Cheb i Sabbah is an Algerian-born DJ who traveled the world learning and experimenting with many musical styles before settling in San Francisco. His music has been described as "a mesmerizing weave of classical virtuosity and floor-shaking beats," and incorporates music from around the world.
is Cheb i Sabbah's third album combining electronic rhythms with the traditional sounds of India, and this one focuses on two considerably different devotional styles. The first half of the album concentrates on the Carnatic
style of southern India, and the second half on the Hindustani
style of the north. Cheb i Sabbah actually spent two years touring throughout India in preparation for this album, learning the varied musical styles, and recruiting some of the best musicians.
The songs of The South portion of Krishna Lila
are generally more radio-friendly, being of standard song length and having more modern elements, while the songs of The North are longer, and more traditional in style. All tracks have a variety of Indian percussive instruments, with three tracks featuring Karsh Kale on tablas. Bill Laswell plays his signature bass groove atop five of the tracks.
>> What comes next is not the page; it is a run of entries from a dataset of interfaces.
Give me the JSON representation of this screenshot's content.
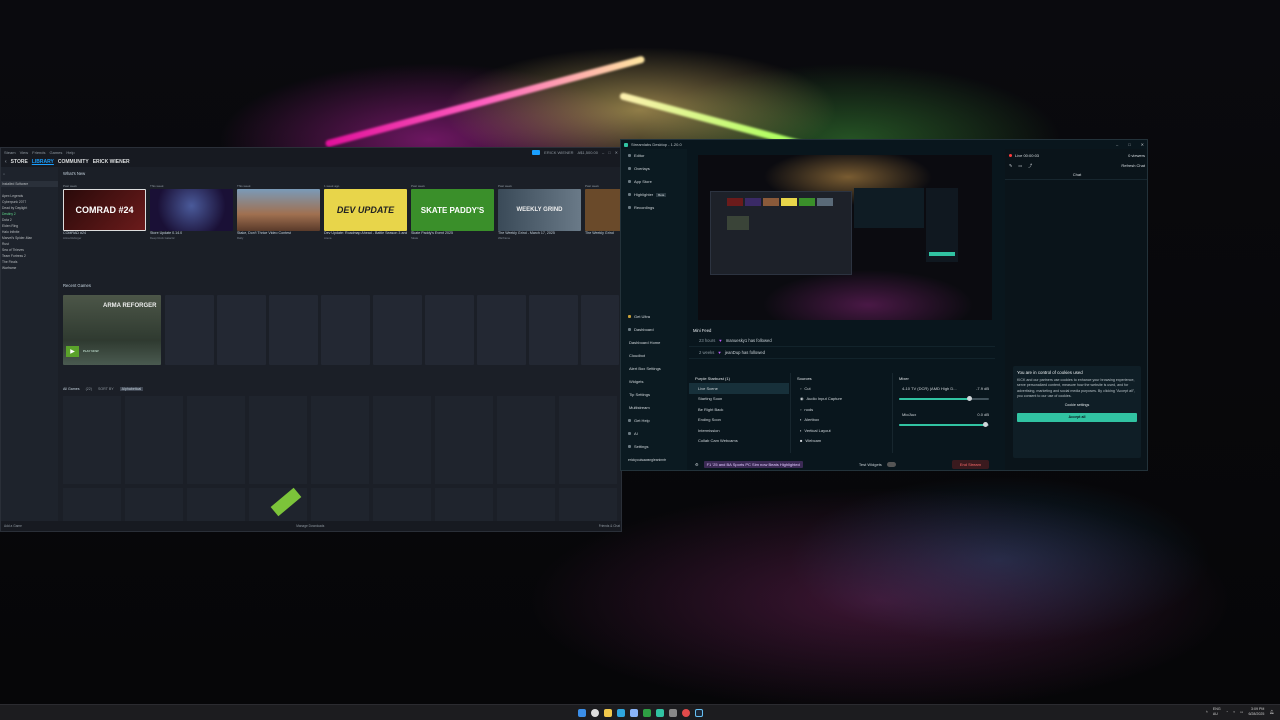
{
  "steam": {
    "top_menu": [
      "Steam",
      "View",
      "Friends",
      "Games",
      "Help"
    ],
    "nav": [
      "STORE",
      "LIBRARY",
      "COMMUNITY",
      "ERICK WIENER"
    ],
    "username_badge": "ERICK WIENER",
    "balance_text": "A$1,500.00",
    "left_filter": "Installed Software",
    "left_items": [
      "Apex Legends",
      "Cyberpunk 2077",
      "Dead by Daylight",
      "Destiny 2",
      "Dota 2",
      "Elden Ring",
      "Halo Infinite",
      "Marvel's Spider-Man",
      "Rust",
      "Sea of Thieves",
      "Team Fortress 2",
      "The Finals",
      "Warframe"
    ],
    "whats_new_title": "What's New",
    "whats_new": [
      {
        "when": "Past week",
        "caption": "COMRAD #24",
        "sub": "Arma Reforger",
        "art": "COMRAD #24",
        "color": "#6b1b1b"
      },
      {
        "when": "This week",
        "caption": "Store Update 0.14.0",
        "sub": "Deep Rock Galactic",
        "art": "",
        "color": "#3a2a66"
      },
      {
        "when": "This week",
        "caption": "Stake, Don't Thrice Video Contest",
        "sub": "Rally",
        "art": "",
        "color": "#8a5a3a"
      },
      {
        "when": "1 week ago",
        "caption": "Dev Update: Roadmap Ahead - Battle Season 3 and Beyond",
        "sub": "Arena",
        "art": "DEV UPDATE",
        "color": "#e8d54a"
      },
      {
        "when": "Past week",
        "caption": "Skate Paddy's Event 2025",
        "sub": "Skate",
        "art": "SKATE PADDY'S",
        "color": "#3a8f2a"
      },
      {
        "when": "Past week",
        "caption": "The Weekly Grind - March 17, 2025",
        "sub": "Warframe",
        "art": "WEEKLY GRIND",
        "color": "#5a6a78"
      },
      {
        "when": "Past week",
        "caption": "The Weekly Grind",
        "sub": "",
        "art": "",
        "color": "#6a4a2a"
      }
    ],
    "recent_title": "Recent Games",
    "recent_labels": [
      "Past week",
      "1 week ago",
      "2 weeks ago",
      "February"
    ],
    "recent_game_title": "ARMA REFORGER",
    "recent_game_caption": "PLAY NOW",
    "all_games_title": "All Games",
    "all_games_count": "(22)",
    "sort_by": "SORT BY",
    "sort_value": "Alphabetical",
    "manage_downloads": "Manage Downloads",
    "friends_chat": "Friends & Chat",
    "add_game": "Add a Game"
  },
  "obs": {
    "title": "Streamlabs Desktop - 1.20.0",
    "nav": [
      "Editor",
      "Overlays",
      "App Store",
      "Highlighter",
      "Recordings"
    ],
    "highlighter_badge": "Beta",
    "nav2": [
      "Get Ultra",
      "Dashboard",
      "Dashboard Home",
      "Cloudbot",
      "Alert Box Settings",
      "Widgets",
      "Tip Settings",
      "Multistream",
      "Get Help",
      "AI",
      "Settings"
    ],
    "nav_user": "erickyouisawangleaninntr",
    "mini_feed_title": "Mini Feed",
    "feed": [
      {
        "time": "23 hours",
        "text": "manuesky1 has followed"
      },
      {
        "time": "2 weeks",
        "text": "jeanDup has followed"
      }
    ],
    "scenes_title": "Purple Starburst (1)",
    "scenes": [
      "Live Scene",
      "Starting Soon",
      "Be Right Back",
      "Ending Soon",
      "Intermission",
      "Collab Cam Webcams"
    ],
    "sources_title": "Sources",
    "sources": [
      "Cut",
      "Audio Input Capture",
      "nods",
      "Alertbox",
      "Vertical Layout",
      "Webcam"
    ],
    "mixer_title": "Mixer",
    "mixer": [
      {
        "name": "4-10 TV (DCR) (AMD High D...",
        "db": "-7.9 dB",
        "level": 0.78
      },
      {
        "name": "Mic/Aux",
        "db": "0.0 dB",
        "level": 0.96
      }
    ],
    "bottom_tag": "F1 '25 and BA Sports PC Sim now Beats Highlighted",
    "test_widgets": "Test Widgets",
    "end_stream": "End Stream",
    "live_text": "Live 00:00:03",
    "viewers": "0 viewers",
    "refresh_chat": "Refresh Chat",
    "chat_title": "Chat",
    "cookie_title": "You are in control of cookies used",
    "cookie_body": "KICK and our partners use cookies to enhance your browsing experience, serve personalized content, measure how the website is used, and for advertising, marketing and social media purposes. By clicking \"Accept all\", you consent to our use of cookies.",
    "cookie_settings": "Cookie settings",
    "accept_all": "Accept all"
  },
  "taskbar": {
    "lang": "ENG",
    "region": "AU",
    "time": "3:09 PM",
    "date": "6/28/2025"
  }
}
The first three tracks of The South feature Baby Sreeram singing, and her group playing violin and percussion. "Maname Diname" is one of the highlights of the album, where Baby Sreeram sings over heavy, rhythmic percussion. Modern percussion soon enters the song, making it one of the three more dance-oriented tracks. A.K. Devi plays the vina
- a stringed sitar
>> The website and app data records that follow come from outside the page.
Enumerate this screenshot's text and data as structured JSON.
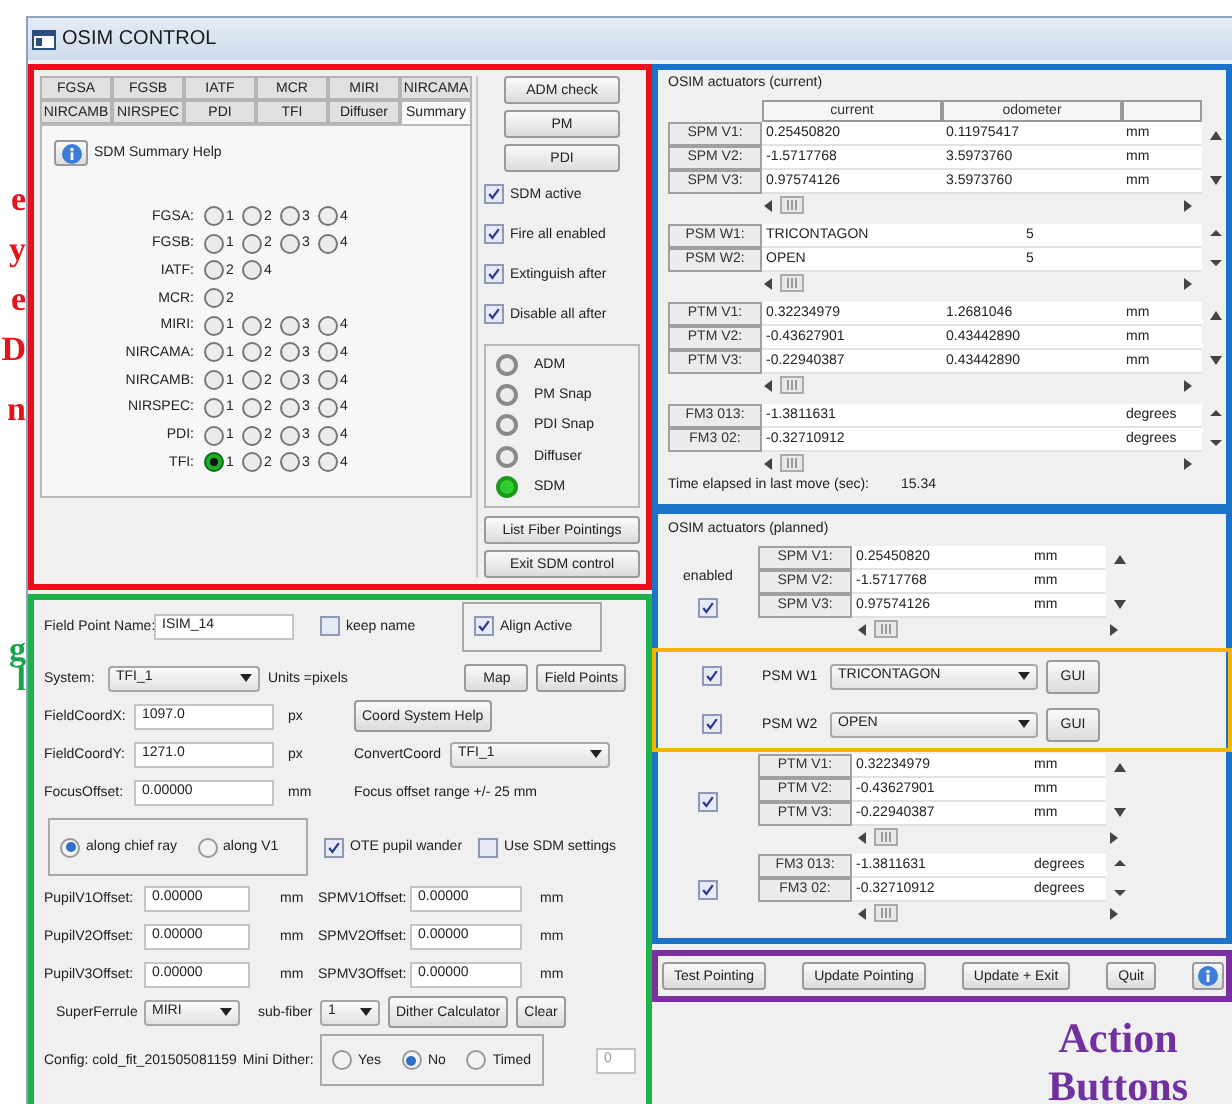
{
  "side_annotations": [
    {
      "text": "e",
      "color": "#e3141b"
    },
    {
      "text": "y",
      "color": "#e3141b"
    },
    {
      "text": "e",
      "color": "#e3141b"
    },
    {
      "text": "D",
      "color": "#e3141b"
    },
    {
      "text": "n",
      "color": "#e3141b"
    },
    {
      "text": "g",
      "color": "#1aa34a"
    },
    {
      "text": "l",
      "color": "#1aa34a"
    }
  ],
  "window": {
    "title": "OSIM CONTROL"
  },
  "sdm": {
    "tab_rows": [
      [
        {
          "label": "FGSA",
          "selected": false
        },
        {
          "label": "FGSB",
          "selected": false
        },
        {
          "label": "IATF",
          "selected": false
        },
        {
          "label": "MCR",
          "selected": false
        },
        {
          "label": "MIRI",
          "selected": false
        },
        {
          "label": "NIRCAMA",
          "selected": false
        }
      ],
      [
        {
          "label": "NIRCAMB",
          "selected": false
        },
        {
          "label": "NIRSPEC",
          "selected": false
        },
        {
          "label": "PDI",
          "selected": false
        },
        {
          "label": "TFI",
          "selected": false
        },
        {
          "label": "Diffuser",
          "selected": false
        },
        {
          "label": "Summary",
          "selected": true
        }
      ]
    ],
    "help_label": "SDM Summary Help",
    "instruments": [
      {
        "label": "FGSA:",
        "options": [
          {
            "label": "1",
            "selected": false
          },
          {
            "label": "2",
            "selected": false
          },
          {
            "label": "3",
            "selected": false
          },
          {
            "label": "4",
            "selected": false
          }
        ]
      },
      {
        "label": "FGSB:",
        "options": [
          {
            "label": "1",
            "selected": false
          },
          {
            "label": "2",
            "selected": false
          },
          {
            "label": "3",
            "selected": false
          },
          {
            "label": "4",
            "selected": false
          }
        ]
      },
      {
        "label": "IATF:",
        "options": [
          {
            "label": "2",
            "selected": false
          },
          {
            "label": "4",
            "selected": false
          }
        ]
      },
      {
        "label": "MCR:",
        "options": [
          {
            "label": "2",
            "selected": false
          }
        ]
      },
      {
        "label": "MIRI:",
        "options": [
          {
            "label": "1",
            "selected": false
          },
          {
            "label": "2",
            "selected": false
          },
          {
            "label": "3",
            "selected": false
          },
          {
            "label": "4",
            "selected": false
          }
        ]
      },
      {
        "label": "NIRCAMA:",
        "options": [
          {
            "label": "1",
            "selected": false
          },
          {
            "label": "2",
            "selected": false
          },
          {
            "label": "3",
            "selected": false
          },
          {
            "label": "4",
            "selected": false
          }
        ]
      },
      {
        "label": "NIRCAMB:",
        "options": [
          {
            "label": "1",
            "selected": false
          },
          {
            "label": "2",
            "selected": false
          },
          {
            "label": "3",
            "selected": false
          },
          {
            "label": "4",
            "selected": false
          }
        ]
      },
      {
        "label": "NIRSPEC:",
        "options": [
          {
            "label": "1",
            "selected": false
          },
          {
            "label": "2",
            "selected": false
          },
          {
            "label": "3",
            "selected": false
          },
          {
            "label": "4",
            "selected": false
          }
        ]
      },
      {
        "label": "PDI:",
        "options": [
          {
            "label": "1",
            "selected": false
          },
          {
            "label": "2",
            "selected": false
          },
          {
            "label": "3",
            "selected": false
          },
          {
            "label": "4",
            "selected": false
          }
        ]
      },
      {
        "label": "TFI:",
        "options": [
          {
            "label": "1",
            "selected": true
          },
          {
            "label": "2",
            "selected": false
          },
          {
            "label": "3",
            "selected": false
          },
          {
            "label": "4",
            "selected": false
          }
        ]
      }
    ],
    "buttons": [
      "ADM check",
      "PM",
      "PDI"
    ],
    "checks": [
      {
        "label": "SDM active",
        "checked": true
      },
      {
        "label": "Fire all enabled",
        "checked": true
      },
      {
        "label": "Extinguish after",
        "checked": true
      },
      {
        "label": "Disable all after",
        "checked": true
      }
    ],
    "indicators": [
      {
        "label": "ADM",
        "on": false
      },
      {
        "label": "PM Snap",
        "on": false
      },
      {
        "label": "PDI Snap",
        "on": false
      },
      {
        "label": "Diffuser",
        "on": false
      },
      {
        "label": "SDM",
        "on": true
      }
    ],
    "footer_buttons": [
      "List Fiber Pointings",
      "Exit SDM control"
    ]
  },
  "pointing": {
    "field_point_name": {
      "label": "Field Point Name:",
      "value": "ISIM_14"
    },
    "keep_name": {
      "label": "keep name",
      "checked": false
    },
    "align_active": {
      "label": "Align Active",
      "checked": true
    },
    "system": {
      "label": "System:",
      "value": "TFI_1",
      "units": "Units =pixels"
    },
    "map_buttons": [
      "Map",
      "Field Points"
    ],
    "coord_x": {
      "label": "FieldCoordX:",
      "value": "1097.0",
      "unit": "px"
    },
    "coord_help": "Coord System Help",
    "coord_y": {
      "label": "FieldCoordY:",
      "value": "1271.0",
      "unit": "px"
    },
    "convert": {
      "label": "ConvertCoord",
      "value": "TFI_1"
    },
    "focus": {
      "label": "FocusOffset:",
      "value": "0.00000",
      "unit": "mm"
    },
    "focus_note": "Focus offset range +/- 25 mm",
    "direction": [
      {
        "label": "along chief ray",
        "selected": true
      },
      {
        "label": "along V1",
        "selected": false
      }
    ],
    "options": [
      {
        "label": "OTE pupil wander",
        "checked": true
      },
      {
        "label": "Use SDM settings",
        "checked": false
      }
    ],
    "offsets": [
      {
        "pupil_label": "PupilV1Offset:",
        "pupil_value": "0.00000",
        "pupil_unit": "mm",
        "spm_label": "SPMV1Offset:",
        "spm_value": "0.00000",
        "spm_unit": "mm"
      },
      {
        "pupil_label": "PupilV2Offset:",
        "pupil_value": "0.00000",
        "pupil_unit": "mm",
        "spm_label": "SPMV2Offset:",
        "spm_value": "0.00000",
        "spm_unit": "mm"
      },
      {
        "pupil_label": "PupilV3Offset:",
        "pupil_value": "0.00000",
        "pupil_unit": "mm",
        "spm_label": "SPMV3Offset:",
        "spm_value": "0.00000",
        "spm_unit": "mm"
      }
    ],
    "superferrule": {
      "label": "SuperFerrule",
      "value": "MIRI"
    },
    "subfiber": {
      "label": "sub-fiber",
      "value": "1"
    },
    "tool_buttons": [
      "Dither Calculator",
      "Clear"
    ],
    "config": "Config: cold_fit_201505081159",
    "mini_dither": {
      "label": "Mini Dither:",
      "options": [
        {
          "label": "Yes",
          "selected": false
        },
        {
          "label": "No",
          "selected": true
        },
        {
          "label": "Timed",
          "selected": false
        }
      ]
    },
    "count": "0"
  },
  "current": {
    "title": "OSIM actuators (current)",
    "columns": [
      "current",
      "odometer"
    ],
    "groups": [
      {
        "kind": "numeric",
        "rows": [
          {
            "name": "SPM V1:",
            "current": "0.25450820",
            "odometer": "0.11975417",
            "unit": "mm"
          },
          {
            "name": "SPM V2:",
            "current": "-1.5717768",
            "odometer": "3.5973760",
            "unit": "mm"
          },
          {
            "name": "SPM V3:",
            "current": "0.97574126",
            "odometer": "3.5973760",
            "unit": "mm"
          }
        ]
      },
      {
        "kind": "text",
        "rows": [
          {
            "name": "PSM W1:",
            "current": "TRICONTAGON",
            "odometer": "5"
          },
          {
            "name": "PSM W2:",
            "current": "OPEN",
            "odometer": "5"
          }
        ]
      },
      {
        "kind": "numeric",
        "rows": [
          {
            "name": "PTM V1:",
            "current": "0.32234979",
            "odometer": "1.2681046",
            "unit": "mm"
          },
          {
            "name": "PTM V2:",
            "current": "-0.43627901",
            "odometer": "0.43442890",
            "unit": "mm"
          },
          {
            "name": "PTM V3:",
            "current": "-0.22940387",
            "odometer": "0.43442890",
            "unit": "mm"
          }
        ]
      },
      {
        "kind": "numeric",
        "rows": [
          {
            "name": "FM3 013:",
            "current": "-1.3811631",
            "unit": "degrees"
          },
          {
            "name": "FM3 02:",
            "current": "-0.32710912",
            "unit": "degrees"
          }
        ]
      }
    ],
    "elapsed": {
      "label": "Time elapsed in last move (sec):",
      "value": "15.34"
    }
  },
  "planned": {
    "title": "OSIM actuators (planned)",
    "enabled_label": "enabled",
    "groups": [
      {
        "kind": "table",
        "enabled": true,
        "rows": [
          {
            "name": "SPM V1:",
            "value": "0.25450820",
            "unit": "mm"
          },
          {
            "name": "SPM V2:",
            "value": "-1.5717768",
            "unit": "mm"
          },
          {
            "name": "SPM V3:",
            "value": "0.97574126",
            "unit": "mm"
          }
        ]
      },
      {
        "kind": "select",
        "enabled": true,
        "label": "PSM W1",
        "value": "TRICONTAGON",
        "button": "GUI"
      },
      {
        "kind": "select",
        "enabled": true,
        "label": "PSM W2",
        "value": "OPEN",
        "button": "GUI"
      },
      {
        "kind": "table",
        "enabled": true,
        "rows": [
          {
            "name": "PTM V1:",
            "value": "0.32234979",
            "unit": "mm"
          },
          {
            "name": "PTM V2:",
            "value": "-0.43627901",
            "unit": "mm"
          },
          {
            "name": "PTM V3:",
            "value": "-0.22940387",
            "unit": "mm"
          }
        ]
      },
      {
        "kind": "table",
        "enabled": true,
        "rows": [
          {
            "name": "FM3 013:",
            "value": "-1.3811631",
            "unit": "degrees"
          },
          {
            "name": "FM3 02:",
            "value": "-0.32710912",
            "unit": "degrees"
          }
        ]
      }
    ]
  },
  "action_buttons": [
    "Test Pointing",
    "Update Pointing",
    "Update + Exit",
    "Quit"
  ],
  "action_annotation": {
    "text": "Action Buttons",
    "color": "#7030a0"
  }
}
-like instrument - on the last two songs of The South. Another outstanding track is "Raja Vedalu," which starts off with the vina
, slowly building up more and more percussion, and even some drum n' bass beats, while hypnotizing Vedic chanting blends in and out.
Radhika Rajiv adds her beautiful voice to two songs of The North, and is backed by a wide variety of instruments. "Rupa Tujhe Deva" is a nine-minute slow-rave song, where Laswell's rumbling bass and Kale's tablas accompany Rajiv's singing. "Tum Bin Shyam" is another rhythmic song where the melody is played on the santur
, a plucked string instrument with a very pure sound.
RECOMMENDED TRACKS: "Raja Vedalu", "Maname Diname", "Rupa Tujhe Deva", "Tum Bin Shyam"
- Colin Wilson, CHSR, Fredericton, NB
By Colin Wilson
Jul 11, 2002